6. Efforts on conflict resolution and management:
Jan Eliasson, Deputy Secretary-General said, “There can be no sustainable development without peace and no peace without sustainable development”. Conflict and disasters can throw a nation backwards. Countries must always be ready to tackle these issues especially the violent crises such as inter-religious and inter-tribal hostilities. More than 65 million people are forcibly displaced either as refugees, internally displaced people or asylum seekers. Development goals are unachievable without sustaining peace. Governments must draft concrete frameworks to achieve peace in conflict zones in order to achieve SDG 16 (Peace, Justice and Strong Institutions) which of course can be instrumental to other accelerating other sustainable goals.
7. The First Partner Role.

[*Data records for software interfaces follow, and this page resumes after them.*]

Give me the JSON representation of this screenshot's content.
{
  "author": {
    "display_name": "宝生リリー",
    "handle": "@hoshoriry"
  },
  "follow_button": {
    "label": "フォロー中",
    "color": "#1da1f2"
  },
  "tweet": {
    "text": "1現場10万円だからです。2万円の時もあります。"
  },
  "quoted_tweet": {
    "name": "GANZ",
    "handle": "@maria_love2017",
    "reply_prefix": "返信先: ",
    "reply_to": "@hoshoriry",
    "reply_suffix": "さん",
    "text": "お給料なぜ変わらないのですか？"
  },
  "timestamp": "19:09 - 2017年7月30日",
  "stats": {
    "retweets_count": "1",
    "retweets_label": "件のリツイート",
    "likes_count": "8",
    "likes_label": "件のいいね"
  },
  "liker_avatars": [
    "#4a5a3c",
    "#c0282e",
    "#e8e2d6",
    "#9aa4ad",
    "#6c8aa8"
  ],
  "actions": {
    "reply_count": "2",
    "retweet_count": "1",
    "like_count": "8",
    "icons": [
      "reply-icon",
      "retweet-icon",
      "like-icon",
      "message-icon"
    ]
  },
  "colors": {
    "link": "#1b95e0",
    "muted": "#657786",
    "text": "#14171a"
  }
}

The offices of the First Partners can help to promote, empower or achieve one or more of the SDGs. It is no longer surprising that First partners participate in tackling some major issues faced in their countries. Christine Kaseba-Sata, former First Lady of Zambia and Mrs Salma Kikwete, former First Lady of Tanzania, have contributed immensely to the work of Pink Ribbon Red Ribbon, to combat women’s cancers in their countries. Aisha Buhari, Nigeria’s First Lady in 2017 empowered 1000 women and youths in Bauchi with skills acquisitions.